of the projects centered on basic and conceptual work that would contribute to demonstration programs in later stages, although funds were expended on several prototype and full-scale demonstration experiments.37 Formed in response to the 1970s energy crisis, the SFC was intended to support projects that industry was unable to support because of technical, environmental, or financial uncertainties.38 Federal loans, loan guarantees, price guarantees, and other financial incentives totaling $20 billion were authorized to spur industry action.39 Although SFC was designed to continue operating until at least 1992, the collapse in energy prices, environmental concerns, lack of support from the Reagan administration, and administrative problems ended the synthetic fuels program in 1986.
The failure of the federal government’s effort to create a synthetic fuels industry yields valuable lessons about the role of government in technology innovation. The synthetic fuels program was established without sufficient flexibility to meet changes in market conditions, such as the price of fuel. Public unwillingness to endure the environmental costs of some of the large-scale projects was an added complication. An emphasis on production targets reduced research and program flexibility.40 Rapid turnover among SFC’s high level officials slowed administrative actions. The synthetic fuels program did demonstrate, however, that large-scale synthetic energy projects could be built and operated within specified technical parameters.
Energy programs of that time were hindered by excessive political interference. Political influence on funding allocation decisions, selection of R&D projects, or the direction and conduct of scientific research is counterproductive and damaging to the success of federal technology efforts. Fuel-cell projects under the SFC, for example, were allotted to each of the 50 states, regardless of economic viability. Implementation of energy performance standards for buildings was held back by complex regulations.41 The clean coal technology project was hampered by congressional involvement in technical design and operational management. Although programs such as the tertiary oil recovery initiative and the R&D program in photovoltaic cells attained some success, these technologies were not widely adopted. In the case of photovoltaic energy, the government programs of the 1970s concentrated on research, as opposed to advanced development, in an immature technology.42

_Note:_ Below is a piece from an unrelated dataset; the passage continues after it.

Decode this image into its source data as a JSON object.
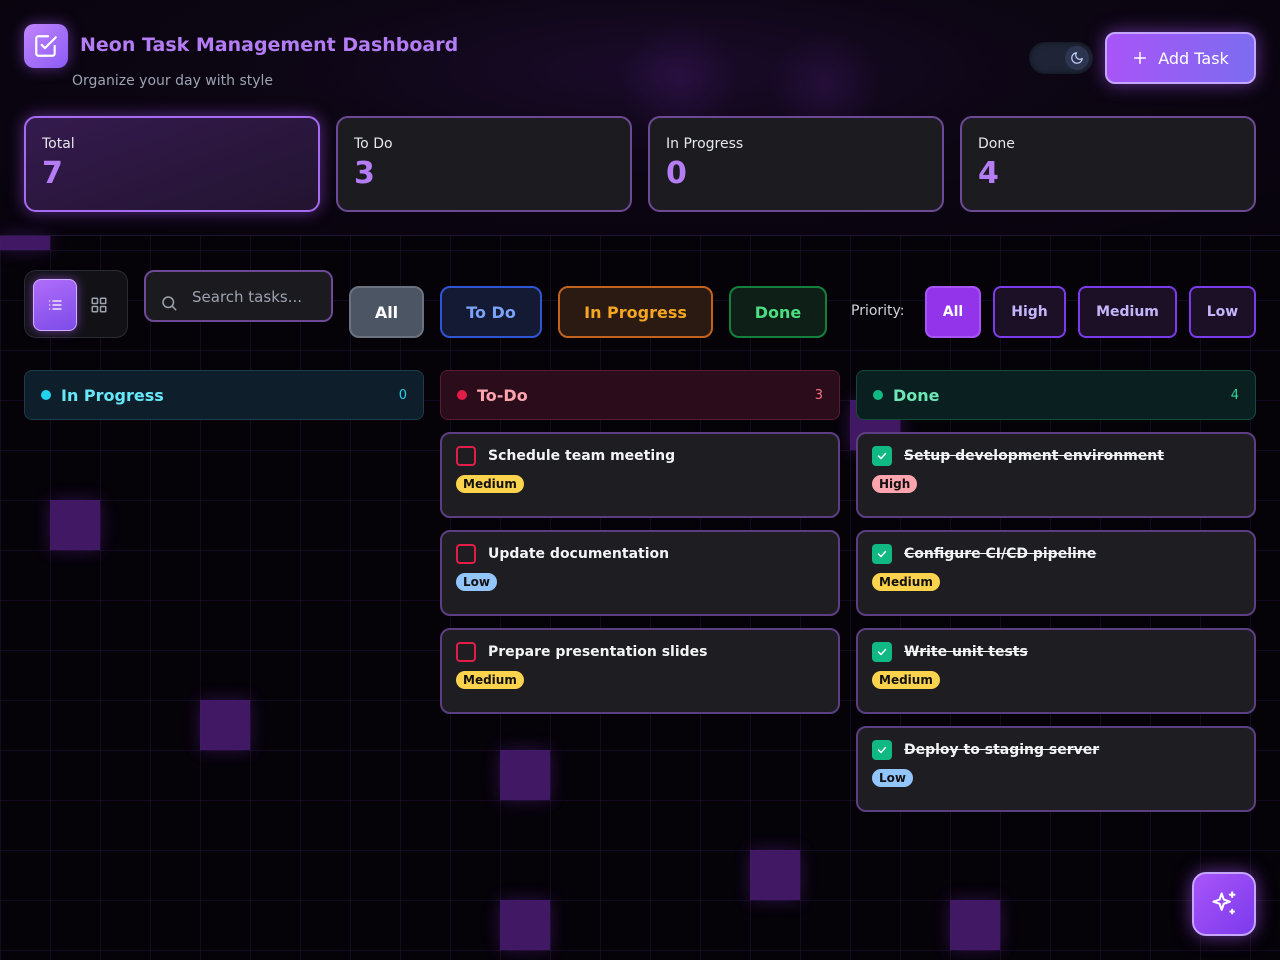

Changes in the international and domestic economic and technological environments have made the federal role in technology more important today than in past decades. As we have shown, the government can invest productively in civilian technology beyond basic scientific research. Factors that contributed to successful intervention in the past provide general